While it is true that ugly gets noticed (e.g., a dilapidated building, a trash-filled park, a yard overrun with weeds, trash talk), these are noticed for revealing what is lacking; and in contrast beauty gets attention for the right reasons, chiefly for what its presence adds to its surroundings, such as a public garden in a urban square. This might explain why a colorful flower growing through the cracked asphalt of otherwise grey city streets gets noticed, its symbolism palpable.

Besides, beauty is the easiest and quickest aesthetic to judge; it is before us. Functional cities devoid of beauty are to a large degree despairing cities; sadly, there are too many cities in Canada and the United States that fit this description. If the will is present, it is never too late to change the way a city looks. But, for this to be considered, beauty has to be seen as more than an add-on, but as necessary for public good. This is a hard sell today, particularly the idea of “public good,” which now sounds out of place, foreign, and overly virtuous.

Yet, virtue is precisely what is missing in today’s public discourse; virtue ethics is foundational to moral philosophy and it contains an important argument on beauty. For reasons that are both societal and biological, beauty and goodness in the mind of the beholder correlate well. Beauty. no doubt, confers an advantage to an individual. Even as this is true, if we go beyond the superficial level, we know that not all beautiful-looking individuals are necessarily good, but that they are initially perceived as “good.”

Greater moral lesson: Goodness is always beautiful, and nothing increases an unattractive (or plain) person’s beauty than the quality of goodness.

The opposite is also true, in that badness (in all its variations, including vulgarity) decreases beauty in an otherwise beautiful-looking individual blessed with fine physical attributes or form.
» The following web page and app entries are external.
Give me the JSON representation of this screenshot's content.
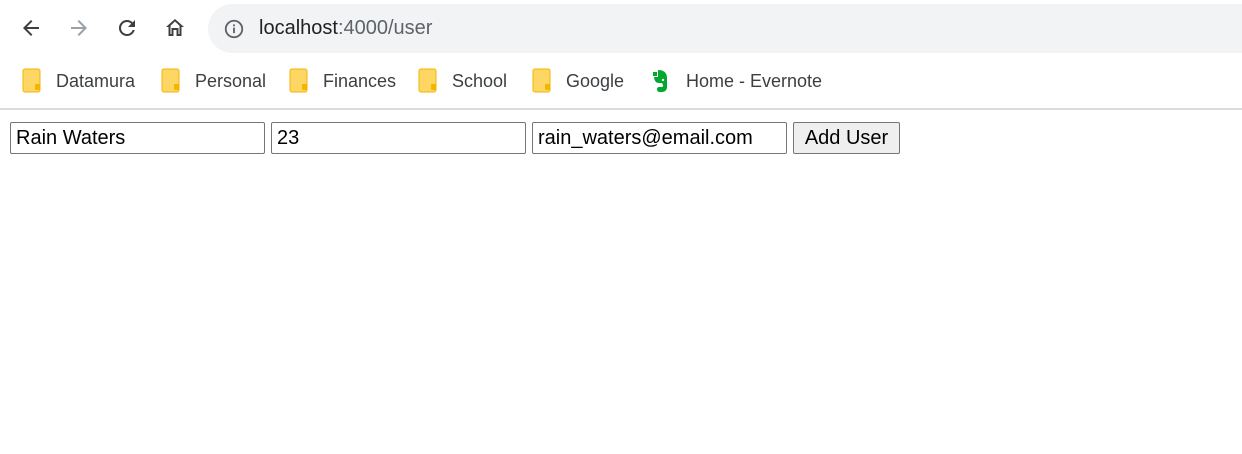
{
  "browser": {
    "url_host": "localhost",
    "url_path": ":4000/user",
    "colors": {
      "omnibox_bg": "#f1f3f4",
      "folder_yellow": "#fdd663",
      "evernote_green": "#00a82d"
    }
  },
  "bookmarks": [
    {
      "label": "Datamura",
      "icon": "folder-icon"
    },
    {
      "label": "Personal",
      "icon": "folder-icon"
    },
    {
      "label": "Finances",
      "icon": "folder-icon"
    },
    {
      "label": "School",
      "icon": "folder-icon"
    },
    {
      "label": "Google",
      "icon": "folder-icon"
    },
    {
      "label": "Home - Evernote",
      "icon": "evernote-icon"
    }
  ],
  "form": {
    "name_value": "Rain Waters",
    "age_value": "23",
    "email_value": "rain_waters@email.com",
    "add_button_label": "Add User"
  }
}
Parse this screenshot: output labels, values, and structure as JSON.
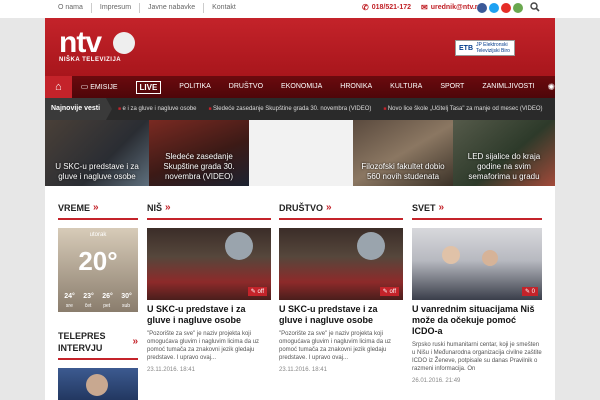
{
  "topbar": {
    "links": [
      "O nama",
      "Impresum",
      "Javne nabavke",
      "Kontakt"
    ],
    "phone": "018/521-172",
    "email": "urednik@ntv.rs",
    "social_colors": [
      "#3b5998",
      "#1da1f2",
      "#e52d27",
      "#6aa84f"
    ]
  },
  "header": {
    "logo_word": "ntv",
    "logo_tag": "NIŠKA TELEVIZIJA",
    "etb_logo": "ETB",
    "etb_text": "JP Elektronski Televizijski Biro",
    "brand_color": "#c4232a"
  },
  "nav": {
    "emisije": "EMISIJE",
    "live": "LIVE",
    "items": [
      "POLITIKA",
      "DRUŠTVO",
      "EKONOMIJA",
      "HRONIKA",
      "KULTURA",
      "SPORT",
      "ZANIMLJIVOSTI"
    ]
  },
  "ticker": {
    "label": "Najnovije vesti",
    "items": [
      "e i za gluve i nagluve osobe",
      "Sledeće zasedanje Skupštine grada 30. novembra (VIDEO)",
      "Novo lice škole „Učitelj Tasa\" za manje od mesec (VIDEO)"
    ]
  },
  "strip": [
    {
      "caption": "U SKC-u predstave i za gluve i nagluve osobe"
    },
    {
      "caption": "Sledeće zasedanje Skupštine grada 30. novembra (VIDEO)"
    },
    {
      "caption": ""
    },
    {
      "caption": "Filozofski fakultet dobio 560 novih studenata"
    },
    {
      "caption": "LED sijalice do kraja godine na svim semaforima u gradu"
    }
  ],
  "vreme": {
    "heading": "VREME",
    "day": "utorak",
    "temp": "20°",
    "forecast": [
      "24°",
      "23°",
      "26°",
      "30°"
    ],
    "days": [
      "sre",
      "čet",
      "pet",
      "sub"
    ]
  },
  "telepres": {
    "heading": "TELEPRES INTERVJU"
  },
  "nis": {
    "heading": "NIŠ",
    "badge": "off",
    "title": "U SKC-u predstave i za gluve i nagluve osobe",
    "excerpt": "\"Pozorište za sve\" je naziv projekta koji omogućava gluvim i nagluvim licima da uz pomoć tumača za znakovni jezik gledaju predstave. I upravo ovaj...",
    "date": "23.11.2016. 18:41"
  },
  "drustvo": {
    "heading": "DRUŠTVO",
    "badge": "off",
    "title": "U SKC-u predstave i za gluve i nagluve osobe",
    "excerpt": "\"Pozorište za sve\" je naziv projekta koji omogućava gluvim i nagluvim licima da uz pomoć tumača za znakovni jezik gledaju predstave. I upravo ovaj...",
    "date": "23.11.2016. 18:41"
  },
  "svet": {
    "heading": "SVET",
    "badge": "0",
    "title": "U vanrednim situacijama Niš može da očekuje pomoć ICDO-a",
    "excerpt": "Srpsko ruski humanitarni centar, koji je smešten u Nišu i Međunarodna organizacija civilne zaštite ICDO iz Ženeve, potpisale su danas Pravilnik o razmeni informacija. On",
    "date": "26.01.2016. 21:49"
  }
}
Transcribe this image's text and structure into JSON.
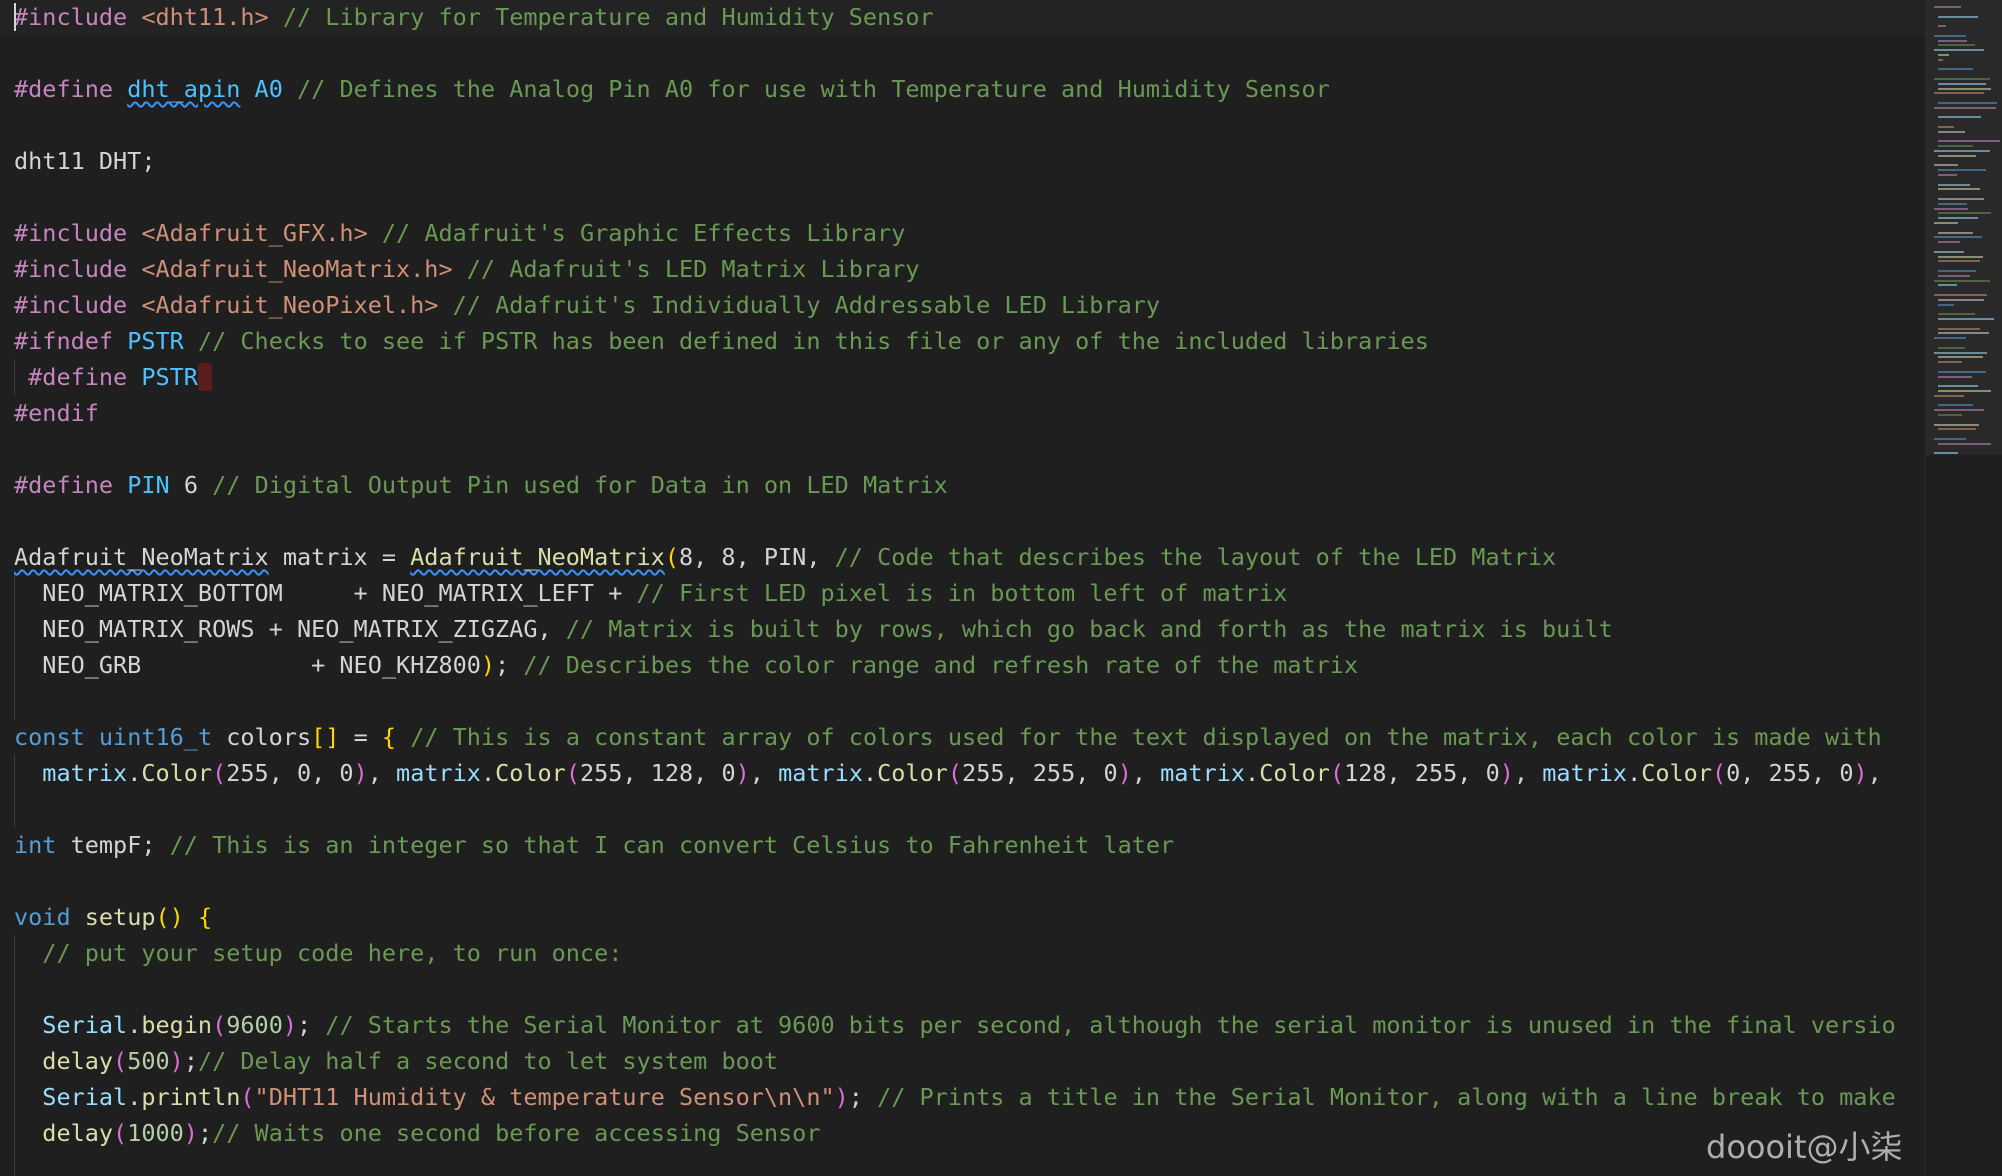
{
  "editor": {
    "language": "C++ (Arduino)",
    "theme_colors": {
      "background": "#1f1f1f",
      "preprocessor": "#c586c0",
      "string": "#ce9178",
      "comment": "#6a9955",
      "identifier": "#9cdcfe",
      "keyword": "#569cd6",
      "function": "#dcdcaa",
      "number": "#b5cea8"
    },
    "lines": [
      [
        {
          "t": "#include",
          "c": "pp"
        },
        {
          "t": " "
        },
        {
          "t": "<dht11.h>",
          "c": "str"
        },
        {
          "t": " "
        },
        {
          "t": "// Library for Temperature and Humidity Sensor",
          "c": "com"
        }
      ],
      [],
      [
        {
          "t": "#define",
          "c": "pp"
        },
        {
          "t": " "
        },
        {
          "t": "dht_apin",
          "c": "macro",
          "sq": true
        },
        {
          "t": " "
        },
        {
          "t": "A0",
          "c": "macro"
        },
        {
          "t": " "
        },
        {
          "t": "// Defines the Analog Pin A0 for use with Temperature and Humidity Sensor",
          "c": "com"
        }
      ],
      [],
      [
        {
          "t": "dht11 DHT;",
          "c": "plain"
        }
      ],
      [],
      [
        {
          "t": "#include",
          "c": "pp"
        },
        {
          "t": " "
        },
        {
          "t": "<Adafruit_GFX.h>",
          "c": "str"
        },
        {
          "t": " "
        },
        {
          "t": "// Adafruit's Graphic Effects Library",
          "c": "com"
        }
      ],
      [
        {
          "t": "#include",
          "c": "pp"
        },
        {
          "t": " "
        },
        {
          "t": "<Adafruit_NeoMatrix.h>",
          "c": "str"
        },
        {
          "t": " "
        },
        {
          "t": "// Adafruit's LED Matrix Library",
          "c": "com"
        }
      ],
      [
        {
          "t": "#include",
          "c": "pp"
        },
        {
          "t": " "
        },
        {
          "t": "<Adafruit_NeoPixel.h>",
          "c": "str"
        },
        {
          "t": " "
        },
        {
          "t": "// Adafruit's Individually Addressable LED Library",
          "c": "com"
        }
      ],
      [
        {
          "t": "#ifndef",
          "c": "pp"
        },
        {
          "t": " "
        },
        {
          "t": "PSTR",
          "c": "macro"
        },
        {
          "t": " "
        },
        {
          "t": "// Checks to see if PSTR has been defined in this file or any of the included libraries",
          "c": "com"
        }
      ],
      [
        {
          "t": " "
        },
        {
          "t": "#define",
          "c": "pp"
        },
        {
          "t": " "
        },
        {
          "t": "PSTR",
          "c": "macro"
        },
        {
          "t": " ",
          "err": true
        }
      ],
      [
        {
          "t": "#endif",
          "c": "pp"
        }
      ],
      [],
      [
        {
          "t": "#define",
          "c": "pp"
        },
        {
          "t": " "
        },
        {
          "t": "PIN",
          "c": "macro"
        },
        {
          "t": " "
        },
        {
          "t": "6",
          "c": "plain"
        },
        {
          "t": " "
        },
        {
          "t": "// Digital Output Pin used for Data in on LED Matrix",
          "c": "com"
        }
      ],
      [],
      [
        {
          "t": "Adafruit_NeoMatrix",
          "c": "plain",
          "sq": true
        },
        {
          "t": " matrix = ",
          "c": "plain"
        },
        {
          "t": "Adafruit_NeoMatrix",
          "c": "fn",
          "sq": true
        },
        {
          "t": "(",
          "c": "brk1"
        },
        {
          "t": "8, 8, PIN, ",
          "c": "plain"
        },
        {
          "t": "// Code that describes the layout of the LED Matrix",
          "c": "com"
        }
      ],
      [
        {
          "t": "  NEO_MATRIX_BOTTOM     + NEO_MATRIX_LEFT + ",
          "c": "plain"
        },
        {
          "t": "// First LED pixel is in bottom left of matrix",
          "c": "com"
        }
      ],
      [
        {
          "t": "  NEO_MATRIX_ROWS + NEO_MATRIX_ZIGZAG, ",
          "c": "plain"
        },
        {
          "t": "// Matrix is built by rows, which go back and forth as the matrix is built",
          "c": "com"
        }
      ],
      [
        {
          "t": "  NEO_GRB            + NEO_KHZ800",
          "c": "plain"
        },
        {
          "t": ")",
          "c": "brk1"
        },
        {
          "t": "; ",
          "c": "plain"
        },
        {
          "t": "// Describes the color range and refresh rate of the matrix",
          "c": "com"
        }
      ],
      [],
      [
        {
          "t": "const",
          "c": "kw"
        },
        {
          "t": " "
        },
        {
          "t": "uint16_t",
          "c": "kw"
        },
        {
          "t": " colors",
          "c": "plain"
        },
        {
          "t": "[]",
          "c": "brk1"
        },
        {
          "t": " = ",
          "c": "plain"
        },
        {
          "t": "{",
          "c": "brk1"
        },
        {
          "t": " "
        },
        {
          "t": "// This is a constant array of colors used for the text displayed on the matrix, each color is made with",
          "c": "com"
        }
      ],
      [
        {
          "t": "  "
        },
        {
          "t": "matrix",
          "c": "id"
        },
        {
          "t": ".",
          "c": "plain"
        },
        {
          "t": "Color",
          "c": "fn"
        },
        {
          "t": "(",
          "c": "brk2"
        },
        {
          "t": "255, 0, 0",
          "c": "plain"
        },
        {
          "t": ")",
          "c": "brk2"
        },
        {
          "t": ", ",
          "c": "plain"
        },
        {
          "t": "matrix",
          "c": "id"
        },
        {
          "t": ".",
          "c": "plain"
        },
        {
          "t": "Color",
          "c": "fn"
        },
        {
          "t": "(",
          "c": "brk2"
        },
        {
          "t": "255, 128, 0",
          "c": "plain"
        },
        {
          "t": ")",
          "c": "brk2"
        },
        {
          "t": ", ",
          "c": "plain"
        },
        {
          "t": "matrix",
          "c": "id"
        },
        {
          "t": ".",
          "c": "plain"
        },
        {
          "t": "Color",
          "c": "fn"
        },
        {
          "t": "(",
          "c": "brk2"
        },
        {
          "t": "255, 255, 0",
          "c": "plain"
        },
        {
          "t": ")",
          "c": "brk2"
        },
        {
          "t": ", ",
          "c": "plain"
        },
        {
          "t": "matrix",
          "c": "id"
        },
        {
          "t": ".",
          "c": "plain"
        },
        {
          "t": "Color",
          "c": "fn"
        },
        {
          "t": "(",
          "c": "brk2"
        },
        {
          "t": "128, 255, 0",
          "c": "plain"
        },
        {
          "t": ")",
          "c": "brk2"
        },
        {
          "t": ", ",
          "c": "plain"
        },
        {
          "t": "matrix",
          "c": "id"
        },
        {
          "t": ".",
          "c": "plain"
        },
        {
          "t": "Color",
          "c": "fn"
        },
        {
          "t": "(",
          "c": "brk2"
        },
        {
          "t": "0, 255, 0",
          "c": "plain"
        },
        {
          "t": ")",
          "c": "brk2"
        },
        {
          "t": ",",
          "c": "plain"
        }
      ],
      [],
      [
        {
          "t": "int",
          "c": "kw"
        },
        {
          "t": " tempF; ",
          "c": "plain"
        },
        {
          "t": "// This is an integer so that I can convert Celsius to Fahrenheit later",
          "c": "com"
        }
      ],
      [],
      [
        {
          "t": "void",
          "c": "kw"
        },
        {
          "t": " "
        },
        {
          "t": "setup",
          "c": "fn"
        },
        {
          "t": "()",
          "c": "brk1"
        },
        {
          "t": " "
        },
        {
          "t": "{",
          "c": "brk1"
        }
      ],
      [
        {
          "t": "  "
        },
        {
          "t": "// put your setup code here, to run once:",
          "c": "com"
        }
      ],
      [],
      [
        {
          "t": "  "
        },
        {
          "t": "Serial",
          "c": "id"
        },
        {
          "t": ".",
          "c": "plain"
        },
        {
          "t": "begin",
          "c": "fn"
        },
        {
          "t": "(",
          "c": "brk2"
        },
        {
          "t": "9600",
          "c": "num"
        },
        {
          "t": ")",
          "c": "brk2"
        },
        {
          "t": "; ",
          "c": "plain"
        },
        {
          "t": "// Starts the Serial Monitor at 9600 bits per second, although the serial monitor is unused in the final versio",
          "c": "com"
        }
      ],
      [
        {
          "t": "  "
        },
        {
          "t": "delay",
          "c": "fn"
        },
        {
          "t": "(",
          "c": "brk2"
        },
        {
          "t": "500",
          "c": "num"
        },
        {
          "t": ")",
          "c": "brk2"
        },
        {
          "t": ";",
          "c": "plain"
        },
        {
          "t": "// Delay half a second to let system boot",
          "c": "com"
        }
      ],
      [
        {
          "t": "  "
        },
        {
          "t": "Serial",
          "c": "id"
        },
        {
          "t": ".",
          "c": "plain"
        },
        {
          "t": "println",
          "c": "fn"
        },
        {
          "t": "(",
          "c": "brk2"
        },
        {
          "t": "\"DHT11 Humidity & temperature Sensor\\n\\n\"",
          "c": "str"
        },
        {
          "t": ")",
          "c": "brk2"
        },
        {
          "t": "; ",
          "c": "plain"
        },
        {
          "t": "// Prints a title in the Serial Monitor, along with a line break to make",
          "c": "com"
        }
      ],
      [
        {
          "t": "  "
        },
        {
          "t": "delay",
          "c": "fn"
        },
        {
          "t": "(",
          "c": "brk2"
        },
        {
          "t": "1000",
          "c": "num"
        },
        {
          "t": ")",
          "c": "brk2"
        },
        {
          "t": ";",
          "c": "plain"
        },
        {
          "t": "// Waits one second before accessing Sensor",
          "c": "com"
        }
      ],
      []
    ]
  },
  "watermark": {
    "text": "doooit@小柒"
  }
}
A beautiful person who acts with goodness and grace is in a special category; such are rare individuals and noticed for a reason, a good reason. I think of women like Grace Kelly, Sophia Loren, Ingrid Bergman and Audrey Hepburn. There are others lesser known, no doubt, but we like to raise a few to the heavens in our “perfect offering.”

I suggest that this has to do with our ideas and ideals of perfection, which are transcendent ideas, likely hard-wired into our brains. So, yes, beauty is linked with goodness which itself is linked to perfection. While we know that the ideal of perfection is unobtainable, it does not follow that we don’t find appealing the idea of perfection. It is in our language for a reason; we can say that beauty has a purpose, which is not the same as saying beauty exists solely for a practical reason.

It might be unfair that ugly is not appealing, but such is the way our brains work. It might also be unfair that some are intelligent, while many are not; that a few are blessed with athletic abilities while most are not. People are born this way, with certain abilities and physical traits. There is another idea related to physical beauty, however, that needs mentioning, that requires emphasis: beauty reminds us of what is above us; beauty reminds us of higher thoughts. Monuments to beauty have a purpose, even if we have forgotten them.

Emily Dickinson alludes to this connection in the poem above: the transcendent thought implicit to beauty and its outward expression. In the Jewish Bible, the Song of Songs (Shir ha-Shirim in Hebrew; שִׁיר הַשִּׁירִים), in particular Chapter 4 where the man describes his lover’s beauty, there is a long descriptive passage on female physical beauty. It is a homage to romantic love
, which, in the best poetic tradition, always lifts us upward.